Fashion To Die For is my response to the news that a garment factory complex halfway around the world collapsed, trapping and killing thousands of workers. My goal to draw attention to the history of human rights violations in the production of the clothes we wear. This shameful history continues today as international corporations throw out the safety agreements put in place after the disaster to protect their profits during the current Coronavirus pandemic.
For 200 years the textile industry responded to demands for better pay and working conditions, union organizing and laws regulating factory safety by running away - dumping the current workforce for cheap labor in a new location. I witnessed the cycle of anti-union tactics, poor working conditions and wages, empty factories and unemployment lines first-hand as a garment worker and organizer in my twenties. Textile mills and garment factories gobbled up and spit out each new wave of US immigrants, moved from New England west, from north to south, and finally to third world countries, in a never ending search for cheap labor, less regulation and greater profit. The history is not pretty.
On March 25, 1911 a fire at the Triangle Shirtwaist Company in New York City claimed the lives of 146 garment workers. Most of the victims were young immigrant women who worked long hours under sweatshop conditions. The owners of the factory had locked the door to stairwell to avoid unauthorized breaks and the one poorly-constructed fire escape quickly collapsed from the heat, spilling victims 100 feet to their deaths on the concrete sidewalk below. The tragedy inspired union organizing in garment factories as well as legislation regulating factory safety and working conditions in the U.S.

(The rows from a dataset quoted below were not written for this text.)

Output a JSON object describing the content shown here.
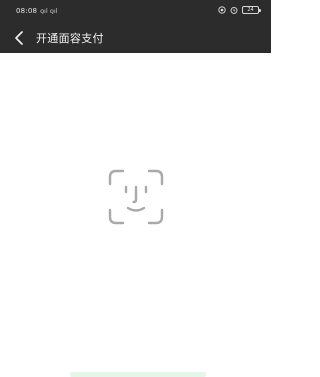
{
  "status_bar": {
    "time": "08:08",
    "signal_text": "ꞯıl ꞯıl",
    "battery_level": "24"
  },
  "navbar": {
    "title": "开通面容支付",
    "back_icon": "chevron-left-icon"
  },
  "main": {
    "face_icon": "face-id-icon"
  },
  "colors": {
    "topbar_bg": "#2c2c2c",
    "face_icon": "#a9a9a9",
    "bottom_accent": "#e7f6eb"
  }
}
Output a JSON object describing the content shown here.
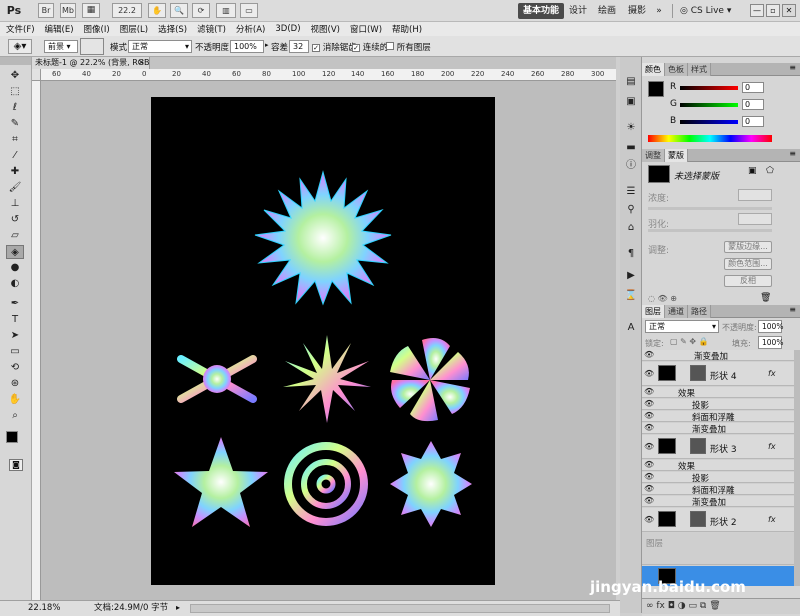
{
  "app": {
    "logo": "Ps",
    "br_label": "Br",
    "mb_label": "Mb",
    "zoom_value": "22.2",
    "workspaces": [
      "基本功能",
      "设计",
      "绘画",
      "摄影"
    ],
    "more_label": "»",
    "cslive_label": "CS Live",
    "window_buttons": [
      "—",
      "▫",
      "✕"
    ]
  },
  "menu": [
    "文件(F)",
    "编辑(E)",
    "图像(I)",
    "图层(L)",
    "选择(S)",
    "滤镜(T)",
    "分析(A)",
    "3D(D)",
    "视图(V)",
    "窗口(W)",
    "帮助(H)"
  ],
  "options": {
    "fill_source": "前景",
    "mode_label": "模式:",
    "mode_value": "正常",
    "opacity_label": "不透明度:",
    "opacity_value": "100%",
    "tolerance_label": "容差:",
    "tolerance_value": "32",
    "antialias_label": "消除锯齿",
    "contiguous_label": "连续的",
    "alllayers_label": "所有图层"
  },
  "document": {
    "tab_title": "未标题-1 @ 22.2% (背景, RGB/8) *",
    "ruler_top_ticks": [
      "60",
      "40",
      "20",
      "0",
      "20",
      "40",
      "60",
      "80",
      "100",
      "120",
      "140",
      "160",
      "180",
      "200",
      "220",
      "240",
      "260",
      "280",
      "300"
    ]
  },
  "status": {
    "zoom": "22.18%",
    "doc_info": "文档:24.9M/0 字节"
  },
  "color_panel": {
    "tabs": [
      "颜色",
      "色板",
      "样式"
    ],
    "channels": [
      {
        "label": "R",
        "value": "0"
      },
      {
        "label": "G",
        "value": "0"
      },
      {
        "label": "B",
        "value": "0"
      }
    ]
  },
  "adjust_panel": {
    "tabs": [
      "调整",
      "蒙版"
    ],
    "no_selection": "未选择蒙版",
    "density_label": "浓度:",
    "feather_label": "羽化:",
    "refine_label": "调整:",
    "buttons": [
      "蒙版边缘...",
      "颜色范围...",
      "反相"
    ]
  },
  "layers_panel": {
    "tabs": [
      "图层",
      "通道",
      "路径"
    ],
    "blend_mode": "正常",
    "opacity_label": "不透明度:",
    "opacity_value": "100%",
    "lock_label": "锁定:",
    "fill_label": "填充:",
    "fill_value": "100%",
    "top_effect": "渐变叠加",
    "layers": [
      {
        "name": "形状 4",
        "effects_label": "效果",
        "effects": [
          "投影",
          "斜面和浮雕",
          "渐变叠加"
        ]
      },
      {
        "name": "形状 3",
        "effects_label": "效果",
        "effects": [
          "投影",
          "斜面和浮雕",
          "渐变叠加"
        ]
      },
      {
        "name": "形状 2"
      }
    ],
    "fx_label": "fx",
    "bottom_partial": "图层"
  },
  "watermark": "jingyan.baidu.com",
  "icons": {
    "tools": [
      "move-icon",
      "marquee-icon",
      "lasso-icon",
      "quick-select-icon",
      "crop-icon",
      "eyedropper-icon",
      "healing-icon",
      "brush-icon",
      "clone-stamp-icon",
      "history-brush-icon",
      "eraser-icon",
      "paint-bucket-icon",
      "blur-icon",
      "dodge-icon",
      "pen-icon",
      "type-icon",
      "path-select-icon",
      "shape-icon",
      "3d-rotate-icon",
      "3d-orbit-icon",
      "hand-icon",
      "zoom-icon"
    ]
  },
  "colors": {
    "foreground": "#000000",
    "background": "#ffffff",
    "accent": "#4b4b4b"
  }
}
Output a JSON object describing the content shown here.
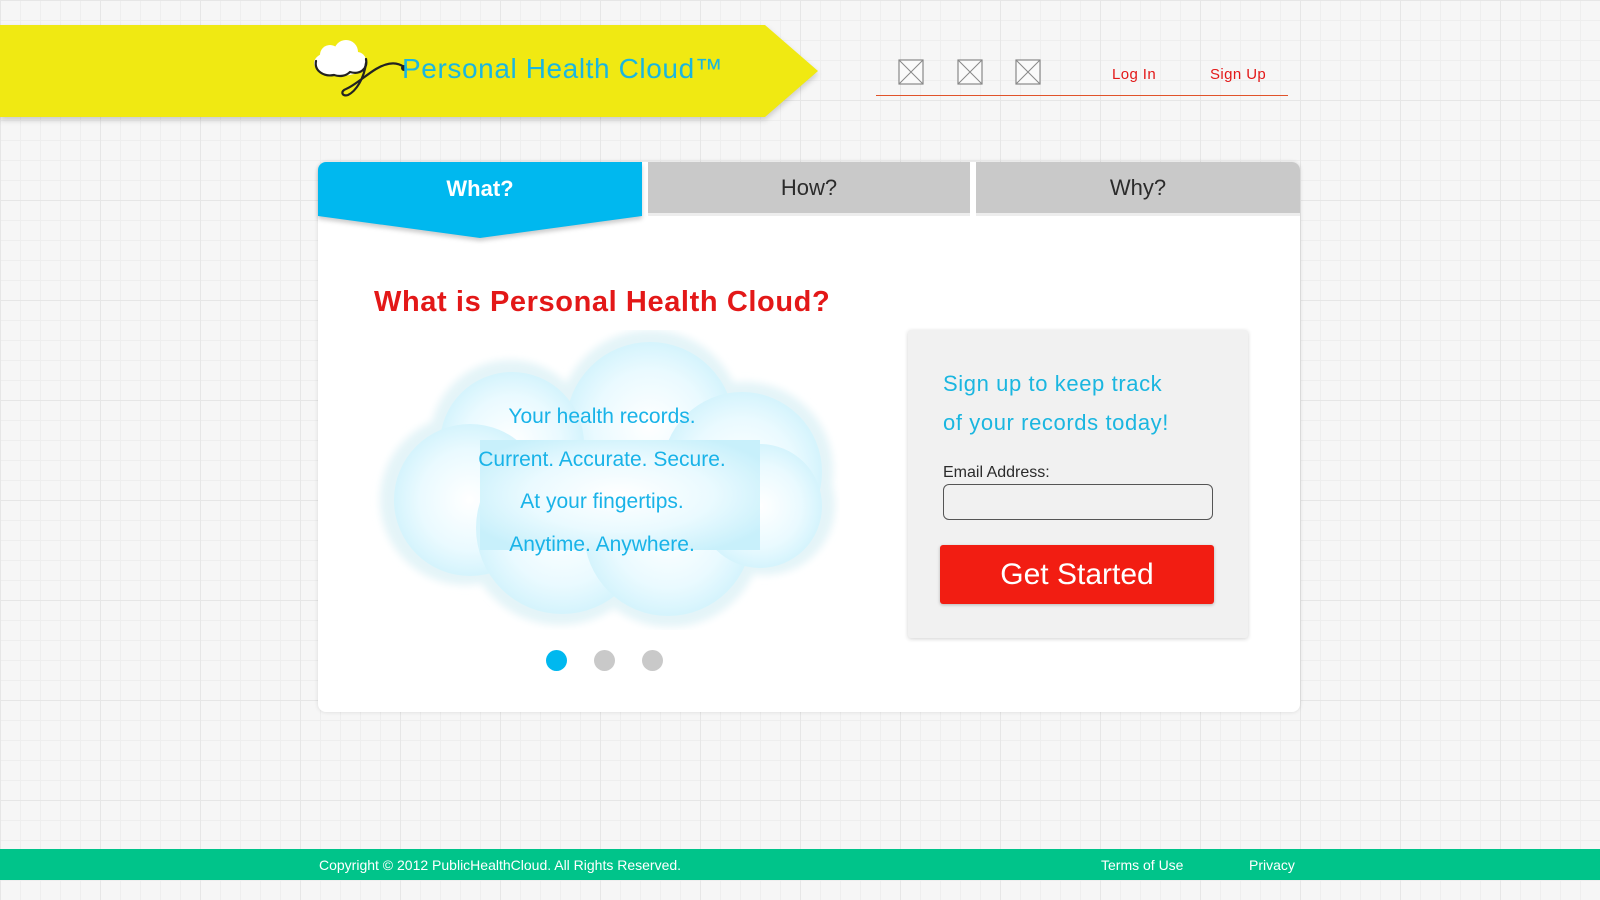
{
  "brand": {
    "name": "Personal Health Cloud™"
  },
  "topnav": {
    "social_icons": [
      "broken-image-icon",
      "broken-image-icon",
      "broken-image-icon"
    ],
    "login_label": "Log In",
    "signup_label": "Sign Up"
  },
  "tabs": [
    {
      "label": "What?",
      "active": true
    },
    {
      "label": "How?",
      "active": false
    },
    {
      "label": "Why?",
      "active": false
    }
  ],
  "main": {
    "heading": "What is Personal Health Cloud?",
    "cloud_lines": [
      "Your health records.",
      "Current. Accurate. Secure.",
      "At your fingertips.",
      "Anytime. Anywhere."
    ],
    "carousel": {
      "total": 3,
      "active_index": 0
    }
  },
  "signup": {
    "heading_line1": "Sign up to keep track",
    "heading_line2": "of your records today!",
    "email_label": "Email Address:",
    "email_value": "",
    "button_label": "Get Started"
  },
  "footer": {
    "copyright": "Copyright © 2012 PublicHealthCloud. All Rights Reserved.",
    "terms_label": "Terms of Use",
    "privacy_label": "Privacy"
  },
  "colors": {
    "banner": "#f0e912",
    "accent_blue": "#00b8ef",
    "accent_red": "#f21d12",
    "footer_green": "#00c48a",
    "tab_inactive": "#c9c9c9"
  }
}
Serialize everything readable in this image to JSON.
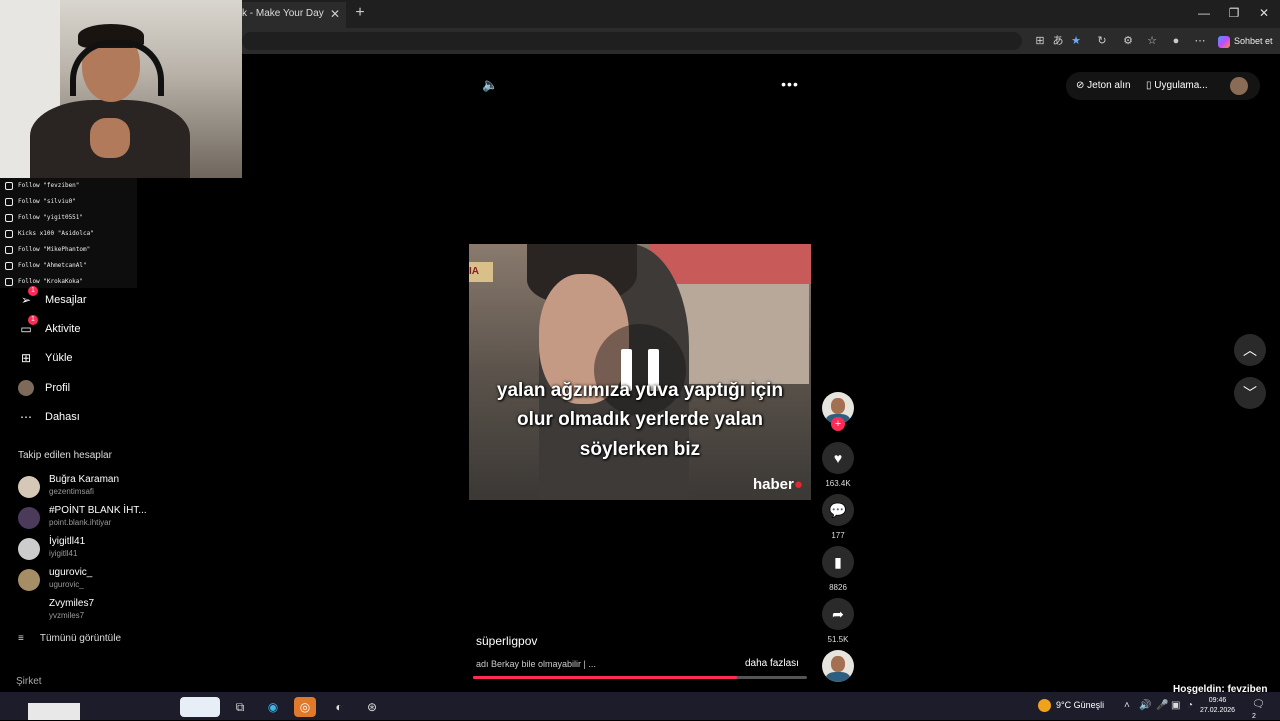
{
  "browser": {
    "tab_title": "k - Make Your Day",
    "tab_close": "✕",
    "new_tab": "+",
    "window": {
      "minimize": "—",
      "restore": "❐",
      "close": "✕"
    },
    "copilot_label": "Sohbet et"
  },
  "stream_overlay": {
    "follows": [
      "Follow \"fevziben\"",
      "Follow \"silviu0\"",
      "Follow \"yigit0551\"",
      "Kicks x100 \"Asidolca\"",
      "Follow \"MikePhantom\"",
      "Follow \"AhmetcanAl\"",
      "Follow \"KrokaKoka\""
    ]
  },
  "sidebar": {
    "nav": [
      {
        "label": "Mesajlar",
        "icon": "paper-plane-icon",
        "badge": "1"
      },
      {
        "label": "Aktivite",
        "icon": "activity-icon",
        "badge": "1"
      },
      {
        "label": "Yükle",
        "icon": "upload-icon"
      },
      {
        "label": "Profil",
        "icon": "profile-avatar-icon"
      },
      {
        "label": "Dahası",
        "icon": "more-dots-icon"
      }
    ],
    "followed_title": "Takip edilen hesaplar",
    "accounts": [
      {
        "name": "Buğra Karaman",
        "handle": "gezentimsafi"
      },
      {
        "name": "#POİNT BLANK İHT...",
        "handle": "point.blank.ihtiyar"
      },
      {
        "name": "İyigitll41",
        "handle": "iyigitll41"
      },
      {
        "name": "ugurovic_",
        "handle": "ugurovic_"
      },
      {
        "name": "Zvymiles7",
        "handle": "yvzmiles7"
      }
    ],
    "view_all": "Tümünü görüntüle",
    "company": "Şirket"
  },
  "player": {
    "top_right": {
      "coins": "Jeton alın",
      "app": "Uygulama..."
    },
    "subtitles": [
      "yalan ağzımıza yuva yaptığı için",
      "olur olmadık yerlerde yalan",
      "söylerken biz"
    ],
    "watermark": "haber",
    "actions": {
      "likes": "163.4K",
      "comments": "177",
      "saves": "8826",
      "shares": "51.5K"
    },
    "caption": {
      "username": "süperligpov",
      "description": "adı Berkay bile olmayabilir | ...",
      "more": "daha fazlası"
    },
    "progress": 0.79
  },
  "taskbar": {
    "welcome": "Hoşgeldin: fevziben",
    "weather": "9°C  Güneşli",
    "time": "09:46",
    "date": "27.02.2026",
    "notifications": "2"
  }
}
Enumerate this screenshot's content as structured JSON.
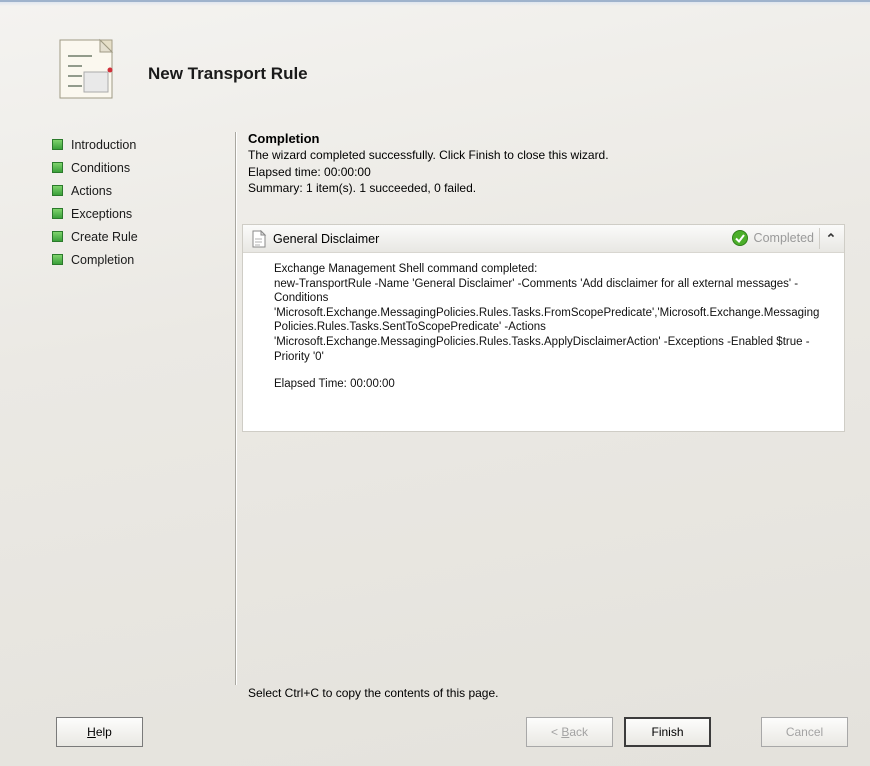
{
  "wizard": {
    "title": "New Transport Rule"
  },
  "steps": [
    {
      "label": "Introduction"
    },
    {
      "label": "Conditions"
    },
    {
      "label": "Actions"
    },
    {
      "label": "Exceptions"
    },
    {
      "label": "Create Rule"
    },
    {
      "label": "Completion"
    }
  ],
  "content": {
    "heading": "Completion",
    "message": "The wizard completed successfully. Click Finish to close this wizard.",
    "elapsed": "Elapsed time: 00:00:00",
    "summary": "Summary: 1 item(s). 1 succeeded, 0 failed."
  },
  "result": {
    "title": "General Disclaimer",
    "status": "Completed",
    "status_color": "#4caf2a",
    "command_intro": "Exchange Management Shell command completed:",
    "command": "new-TransportRule -Name 'General Disclaimer' -Comments 'Add disclaimer for all external messages' -Conditions 'Microsoft.Exchange.MessagingPolicies.Rules.Tasks.FromScopePredicate','Microsoft.Exchange.MessagingPolicies.Rules.Tasks.SentToScopePredicate' -Actions 'Microsoft.Exchange.MessagingPolicies.Rules.Tasks.ApplyDisclaimerAction' -Exceptions -Enabled $true -Priority '0'",
    "elapsed": "Elapsed Time: 00:00:00"
  },
  "hint": "Select Ctrl+C to copy the contents of this page.",
  "buttons": {
    "help_prefix": "",
    "help_key": "H",
    "help_rest": "elp",
    "back_prefix": "< ",
    "back_key": "B",
    "back_rest": "ack",
    "finish": "Finish",
    "cancel": "Cancel"
  },
  "icons": {
    "header": "transport-rule-wizard-icon",
    "step_marker": "green-square-icon",
    "result": "document-icon",
    "status": "green-check-icon",
    "collapse": "double-chevron-up-icon"
  }
}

Fast-forward 102 years to the sweatshops of the global textile industry of the twenty first century:
On April 24, 2013, Rana Plaza, an eight-story commercial building, collapsed near Dhaka, Bangladesh, claiming the lives of 1,129 people and injuring an additional 2,515. Retail shops and a bank on the lower floors immediately closed after cracks were discovered in outer walls, but garment factory owners in the building refused to close shop. The disaster is considered to be the deadliest garment-factory accident in history. After thousands of workers marched through Dhaka demanding safer working conditions, 70 manufacturers, mainly European, signed a safety accord. North American companies with manufacturing in Bangladesh refused to sign. Three month later 17 major American retailers, including Walmart, Gap, Target and Macy’s, announced their own weaker plan, which does not include a legally binding commitment to pay for safety improvements. It is time to pressure the clothing industry to put basic human rights before profit. This is a global problem. It is our problem. Take a look at the label on the clothing you are wearing.
Lynn Estomin is a videographer, photographer and interactive media artist who creates art that speaks to social issues. As an artist who deals with political subjects, she is interested in human stories and what they tell us about society. Her award-winning video documentaries have been exhibited at film festivals internationally and broadcast nationally on PBS. Her web art won awards from Adobe Corporation, The Webby Awards, the Canadian Web Association, the Golden Globe Awards and Cool Site of the Day. Her black/white and color photography and digital images have been exhibited nationally and internationally in solo shows and group exhibitions.
Estomin's work is part of over 90 public and private collections. She has received grants and fellowships from the Ohio Arts Council, Pennsylvania Council on the Arts, Art Matters Inc., Cincinnati Commission on the Arts, Kodak Corporation, Ilford Corporation, Sony Corporation, SIGGRAPH, the Luce Foundation, Antioch College, Lycoming College and the Women's Film Project. Lynn Estomin is a Professor of Art Emerita at Lycoming College in PA, where she taught photography, digital art and design.